Taking another cue from Syd Mead, the AT-AT’s distinctive, heavy-footed walk was inspired by the gait of an elephant. Phil Tippett recalls heading to a local zoo, drawing lines on the flanks and legs of an elephant, and filming it as it lumbered from right to left. Those movements were then transferred onto paper and turned into a simplified, hand-drawn animation – or animatic – for the stop-motion effects team to follow. (Fragments of this animatic also shows some of the AT-ATs jumping – an ability thankfully dropped for the finished film.)
The AT-ATs alone took nine months to build all by themselves; the miniature snowy landscape was, in fact, made from a layer of baking soda and tiny beads of glass – the latter glinting under the studio lights as the camera passed across the scene. Then, day after painstaking day, animators Tippett and Jon Berg would pop up through trap doors hidden in the set, move the walker models a millimetre or two, before ducking back down to get the shot. This process was continued over and over again for every single frame; with each second of footage taking up 24 frames, a single shot would often take a day or more to complete.

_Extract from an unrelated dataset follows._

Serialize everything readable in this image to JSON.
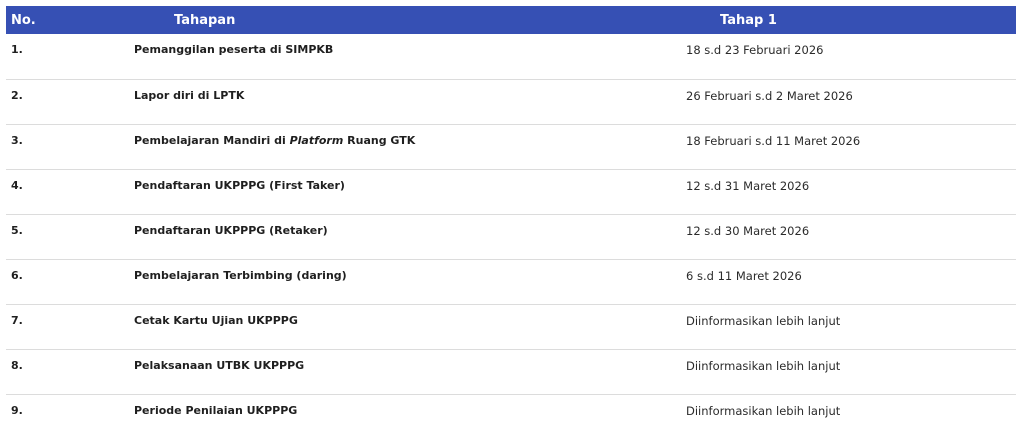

The result was a breathtaking action sequence that immediately differentiated Empire from the original Star Wars, and still captures imaginations today. Sure, even Star Wars fans may joke about the practicality of the walkers’ designs, but consider this: one of the very early concepts for the AT-AT was a simple tank on wheels. Had Lucas and his team at ILM felt like saving time and money, they could have stuck with this more prosaic design; instead, they opted for the far more challenging and costly four-legged design – simply because they wanted to.
The image of an army of AT-ATs lumbering across a battlefield is such a powerful one that it was reprised for maximum impact in last year’s Star Wars: Rogue One. Over three decades on from their original appearance, the AT-ATs remain a timeless symbol of the Empire’s military strength. Research into four-legged vehicles, meanwhile, is still going on well into the 21st century. Maybe the notion of a walking war machine isn’t so far-fetched, after all…